**DESCRIPTION OF THE TASK:**
If a line in the entries contains the string "instruction", include that line in your answer.

**DATA UNDER STUDY:**
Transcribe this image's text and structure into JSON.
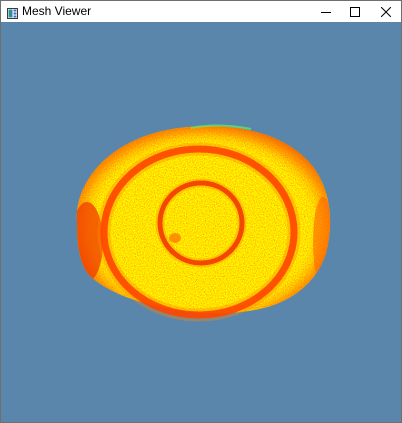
{
  "window": {
    "title": "Mesh Viewer",
    "icon": "app-window-icon"
  },
  "controls": {
    "minimize_icon": "minimize-icon",
    "maximize_icon": "maximize-icon",
    "close_icon": "close-icon"
  },
  "viewport": {
    "background_color": "#5a86ac",
    "mesh": {
      "description_colors": {
        "base": "#ffff00",
        "ring": "#ff2200",
        "edge": "#e61e00",
        "rim_highlight": "#66ee66"
      }
    }
  }
}
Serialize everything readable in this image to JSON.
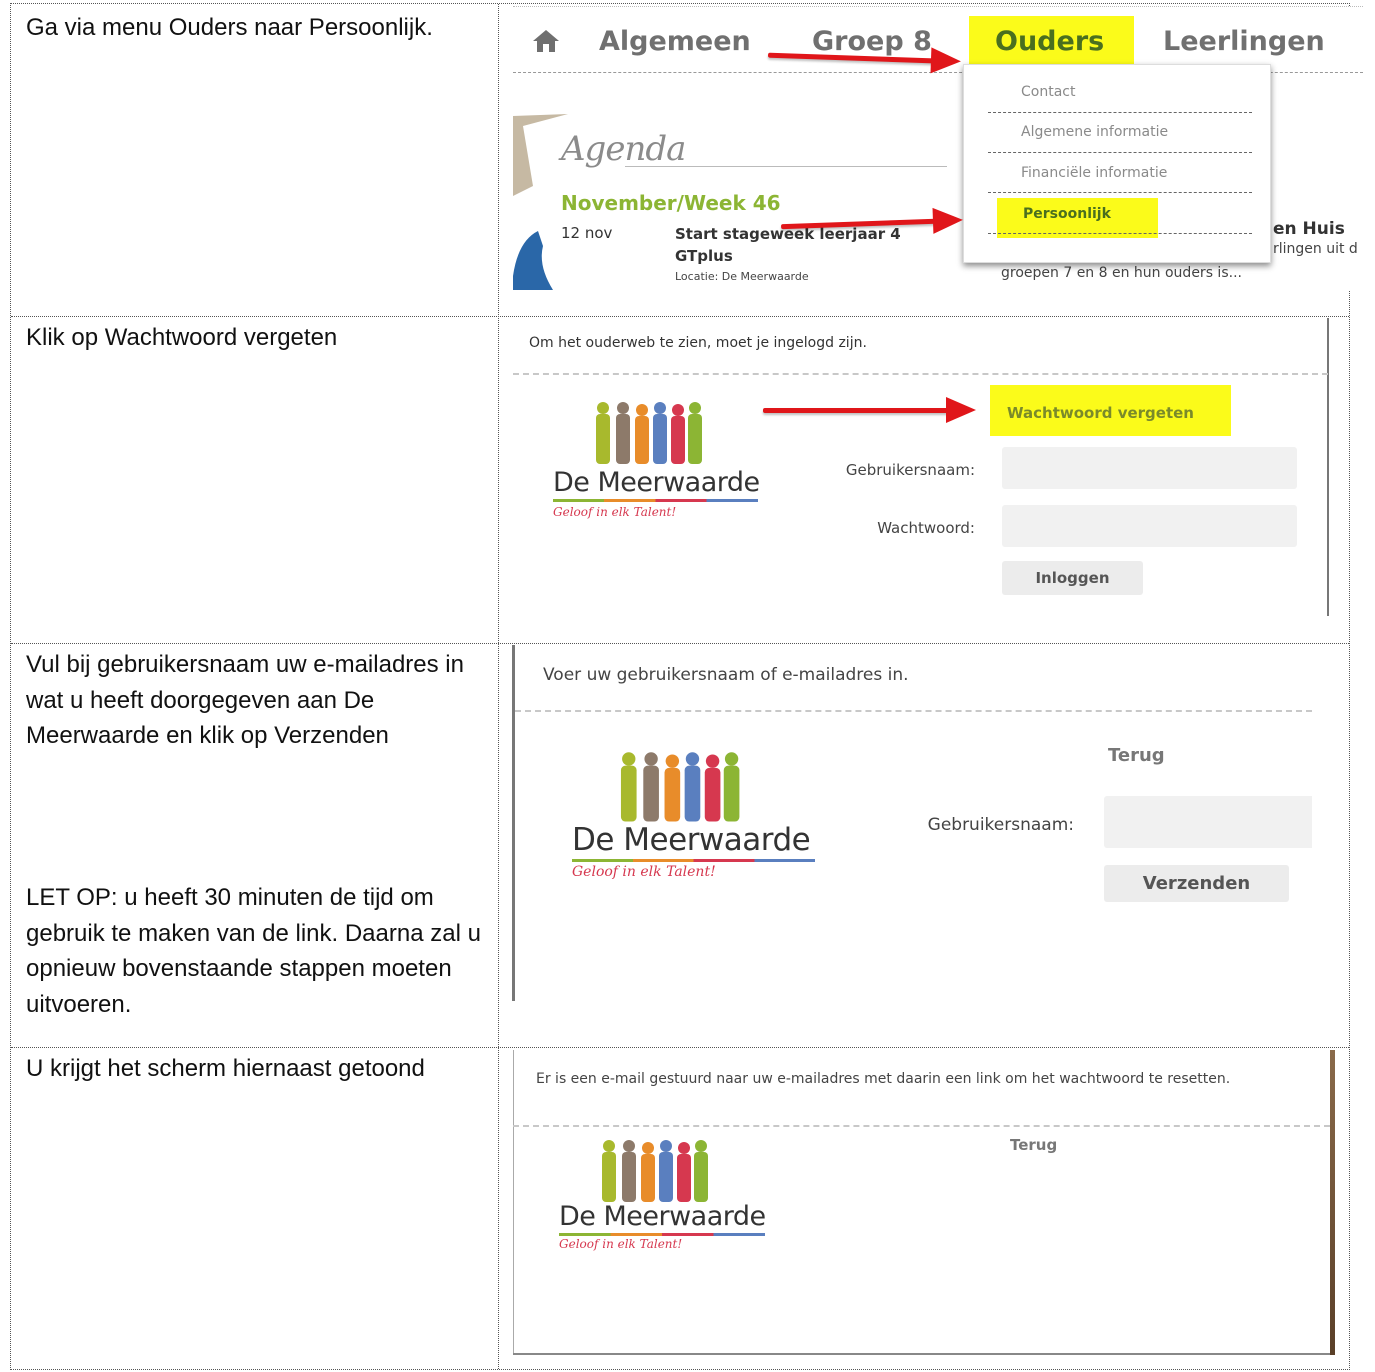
{
  "rows": [
    {
      "instruction": "Ga via menu Ouders naar Persoonlijk."
    },
    {
      "instruction": "Klik op Wachtwoord vergeten"
    },
    {
      "instruction": "Vul bij gebruikersnaam uw e-mailadres in wat u heeft doorgegeven aan De Meerwaarde en klik op Verzenden",
      "note": "LET OP: u heeft 30 minuten de tijd om gebruik te maken van de link. Daarna zal u opnieuw bovenstaande stappen moeten uitvoeren."
    },
    {
      "instruction": "U krijgt het scherm hiernaast getoond"
    }
  ],
  "shot1": {
    "nav": {
      "home_icon": "home-icon",
      "algemeen": "Algemeen",
      "groep8": "Groep 8",
      "ouders": "Ouders",
      "leerlingen": "Leerlingen"
    },
    "dropdown": [
      "Contact",
      "Algemene informatie",
      "Financiële informatie",
      "Persoonlijk"
    ],
    "agenda_title": "Agenda",
    "week": "November/Week 46",
    "date": "12 nov",
    "event_title": "Start stageweek leerjaar 4 GTplus",
    "location": "Locatie: De Meerwaarde",
    "side_title": "en Huis",
    "side_text": "rlingen uit d",
    "side_text2": "groepen 7 en 8 en hun ouders is..."
  },
  "shot2": {
    "intro": "Om het ouderweb te zien, moet je ingelogd zijn.",
    "forgot": "Wachtwoord vergeten",
    "username_label": "Gebruikersnaam:",
    "password_label": "Wachtwoord:",
    "login_button": "Inloggen"
  },
  "shot3": {
    "intro": "Voer uw gebruikersnaam of e-mailadres in.",
    "back": "Terug",
    "username_label": "Gebruikersnaam:",
    "send_button": "Verzenden"
  },
  "shot4": {
    "message": "Er is een e-mail gestuurd naar uw e-mailadres met daarin een link om het wachtwoord te resetten.",
    "back": "Terug"
  },
  "logo": {
    "name": "De Meerwaarde",
    "tagline": "Geloof in elk Talent!"
  },
  "colors": {
    "highlight": "#fbfb1a",
    "arrow": "#e0161a",
    "green": "#8cb534",
    "tag": "#d6384f"
  }
}
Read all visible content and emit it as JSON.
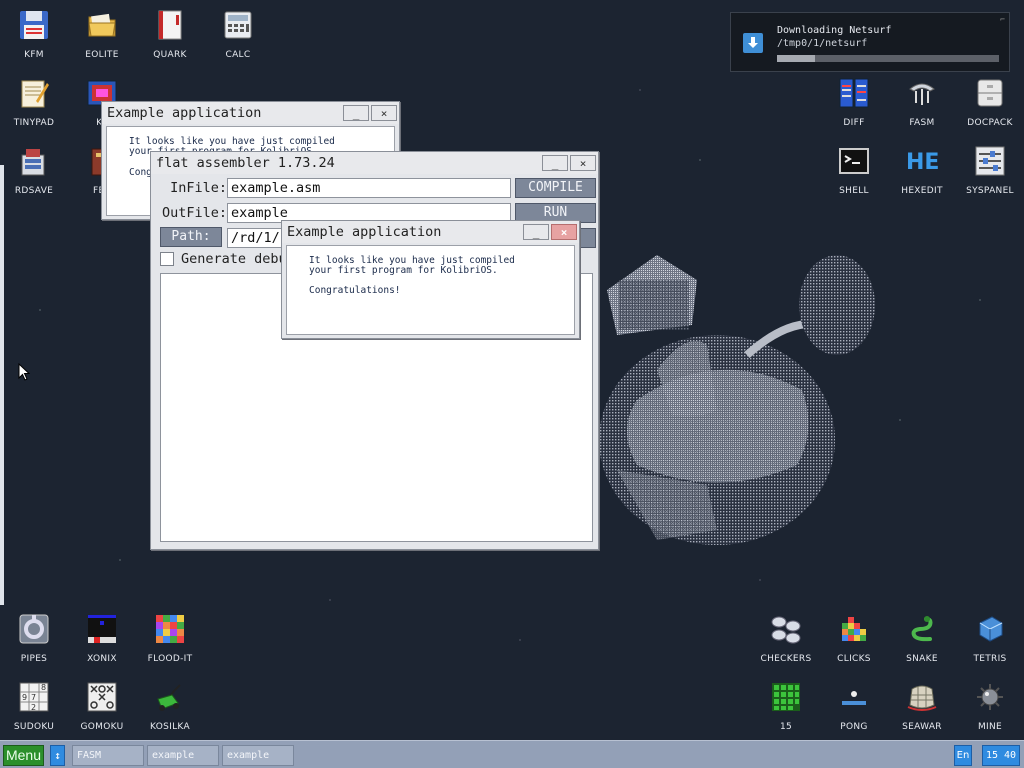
{
  "desktop_icons": [
    {
      "label": "KFM",
      "icon": "floppy-disk-icon"
    },
    {
      "label": "EOLITE",
      "icon": "folder-icon"
    },
    {
      "label": "QUARK",
      "icon": "notebook-icon"
    },
    {
      "label": "CALC",
      "icon": "calculator-icon"
    },
    {
      "label": "TINYPAD",
      "icon": "notepad-icon"
    },
    {
      "label": "KF",
      "icon": "font-editor-icon"
    },
    {
      "label": "RDSAVE",
      "icon": "ramdisk-save-icon"
    },
    {
      "label": "FB2",
      "icon": "book-reader-icon"
    },
    {
      "label": "DIFF",
      "icon": "diff-icon"
    },
    {
      "label": "FASM",
      "icon": "fasm-icon"
    },
    {
      "label": "DOCPACK",
      "icon": "docpack-icon"
    },
    {
      "label": "SHELL",
      "icon": "terminal-icon"
    },
    {
      "label": "HEXEDIT",
      "icon": "hex-editor-icon"
    },
    {
      "label": "SYSPANEL",
      "icon": "sliders-icon"
    },
    {
      "label": "PIPES",
      "icon": "pipes-icon"
    },
    {
      "label": "XONIX",
      "icon": "xonix-icon"
    },
    {
      "label": "FLOOD-IT",
      "icon": "flood-it-icon"
    },
    {
      "label": "SUDOKU",
      "icon": "sudoku-icon"
    },
    {
      "label": "GOMOKU",
      "icon": "gomoku-icon"
    },
    {
      "label": "KOSILKA",
      "icon": "lawn-mower-icon"
    },
    {
      "label": "CHECKERS",
      "icon": "checkers-icon"
    },
    {
      "label": "CLICKS",
      "icon": "clicks-icon"
    },
    {
      "label": "SNAKE",
      "icon": "snake-icon"
    },
    {
      "label": "TETRIS",
      "icon": "tetris-icon"
    },
    {
      "label": "15",
      "icon": "fifteen-puzzle-icon"
    },
    {
      "label": "PONG",
      "icon": "pong-icon"
    },
    {
      "label": "SEAWAR",
      "icon": "seawar-icon"
    },
    {
      "label": "MINE",
      "icon": "mine-icon"
    }
  ],
  "example_back": {
    "title": "Example application",
    "line1": "It looks like you have just compiled",
    "line2": "your first program for KolibriOS.",
    "line3": "Cong"
  },
  "fasm": {
    "title": "flat assembler 1.73.24",
    "infile_label": "InFile:",
    "infile_value": "example.asm",
    "outfile_label": "OutFile:",
    "outfile_value": "example",
    "path_label": "Path:",
    "path_value": "/rd/1/",
    "compile_label": "COMPILE",
    "run_label": "RUN",
    "debug_label": "Generate debu",
    "debug_checked": false
  },
  "example_front": {
    "title": "Example application",
    "line1": "It looks like you have just compiled",
    "line2": "your first program for KolibriOS.",
    "line3": "Congratulations!"
  },
  "window_controls": {
    "minimize": "_",
    "close": "×"
  },
  "notification": {
    "title": "Downloading Netsurf",
    "path": "/tmp0/1/netsurf",
    "progress": 0.17,
    "icon": "download-arrow-icon"
  },
  "taskbar": {
    "menu_label": "Menu",
    "swap_symbol": "↕",
    "tasks": [
      "FASM",
      "example",
      "example"
    ],
    "lang": "En",
    "clock": "15 40"
  },
  "colors": {
    "desktop_bg": "#1c2431",
    "taskbar": "#93a0b7",
    "menu_green": "#2b8f2b",
    "accent_blue": "#2f8be0",
    "close_red": "#e7a2a2"
  }
}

**SOLUTION FOR THIS PROBLEM:**
      "instruction": "Ga via menu Ouders naar Persoonlijk."
      "instruction": "Klik op Wachtwoord vergeten"
      "instruction": "Vul bij gebruikersnaam uw e-mailadres in wat u heeft doorgegeven aan De Meerwaarde en klik op Verzenden",
      "instruction": "U krijgt het scherm hiernaast getoond"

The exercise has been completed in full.